By Lisa Soronen
In Mitchell v. Wisconsin the U.S. Supreme Court held that generally when police officers have probable cause to believe an unconscious person has committed a drunk driving offense, warrantless blood draws are permissible. The State and Local Legal Center (SLLC) filed an amicus brief arguing for this result.
By the time the police officer got Gerald Mitchell from his car to the hospital to take a blood test, he was unconscious. Mitchell’s blood alcohol content (BAC) about 90 minutes after his arrest was 0.222%.
Wisconsin and 28 other states allow warrantless blood draws of unconscious people where police officers have probable cause to suspect drunk driving.
Mitchell argued the police officer should have obtained a warrant before having his blood drawn. Per Supreme Court precedent, the Fourth Amendment’s ban on unreasonable searches generally requires police officers to obtain a warrant.
In Missouri v. McNeely (2013) the court held that the fact that blood-alcohol evidence is always dissipating due to “natural metabolic processes” does not generally mean the exigent circumstances exception applies and warrantless BAC tests are allowed. But in Schmerber v. California (1966) the court allowed a warrantless blood test of a drunk driver who had gotten into a car accident that “gave police other pressing duties,” because “ 'further delay’ caused by a warrant application really ‘would have threatened the destruction of evidence.’ ”
Reading these cases together, Justice Samuel Alito, writing for a plurality of the court, concluded an “exigency exists when (1) BAC evidence is dissipating and (2) some other factor creates pressing health, safety, or law enforcement needs that would take priority over a warrant application.”
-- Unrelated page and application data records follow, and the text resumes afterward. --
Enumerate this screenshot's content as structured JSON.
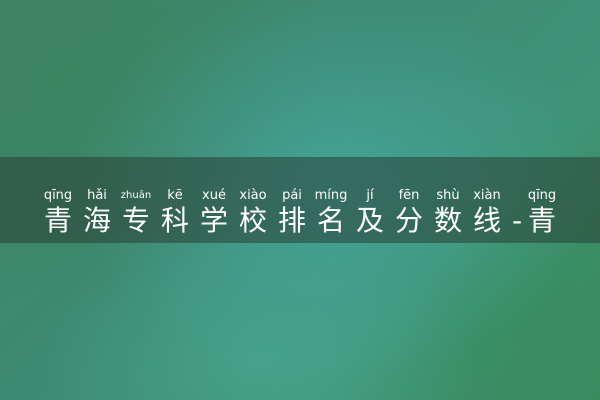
{
  "title": {
    "characters": [
      {
        "pinyin": "qīng",
        "hanzi": "青"
      },
      {
        "pinyin": "hǎi",
        "hanzi": "海"
      },
      {
        "pinyin": "zhuān",
        "hanzi": "专"
      },
      {
        "pinyin": "kē",
        "hanzi": "科"
      },
      {
        "pinyin": "xué",
        "hanzi": "学"
      },
      {
        "pinyin": "xiào",
        "hanzi": "校"
      },
      {
        "pinyin": "pái",
        "hanzi": "排"
      },
      {
        "pinyin": "míng",
        "hanzi": "名"
      },
      {
        "pinyin": "jí",
        "hanzi": "及"
      },
      {
        "pinyin": "fēn",
        "hanzi": "分"
      },
      {
        "pinyin": "shù",
        "hanzi": "数"
      },
      {
        "pinyin": "xiàn",
        "hanzi": "线"
      },
      {
        "pinyin": "",
        "hanzi": "-"
      },
      {
        "pinyin": "qīng",
        "hanzi": "青"
      }
    ]
  }
}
According to the court, unconsciousness does not just create pressing needs; it is itself a medical emergency. “It means that the suspect will have to be rushed to the hospital or similar facility not just for the blood test itself but for urgent medical care.
"Police can reasonably anticipate that such a driver might require monitoring, positioning, and support on the way to the hospital; that his blood may be drawn anyway, for diagnostic purposes, immediately on arrival; and that immediate medical treatment could delay (or otherwise distort the results of) a blood draw conducted later, upon receipt of a warrant, thus reducing its evidentiary value.”
The reasoning of the plurality opinion mirrors the legal and policy arguments the SLLC made in its amicus brief. But instead of adopting a per se rule that no warrant is required when officers have probable cause an unconscious driver has driven drunk, the court created a rebuttable presumption.
“We do not rule out the possibility that in an unusual case a defendant would be able to show that his blood would not have been drawn if police had not been seeking BAC information, and that police could not have reasonably judged that a warrant application would interfere with other pressing needs or duties.”
Justice Clarence Thomas concurred writing separately that McNeely was wrongly decided. His position is that the exigent circumstances exception to the warrant requirement should apply in all drunk-driving cases because of the “imminent destruction of evidence.”
Lauren S. Kuley and Keith Bradley of Squire Patton Boggs wrote the SLLC brief in this case which the following organizations joined: National Conference of State Legislatures, International City/County Management Association, International Municipal Lawyers Association, and National District Attorneys Association.
Lisa Soronen is executive director of the State and Local Legal Center and a regular contributor to the NCSL Blog on judicial issues.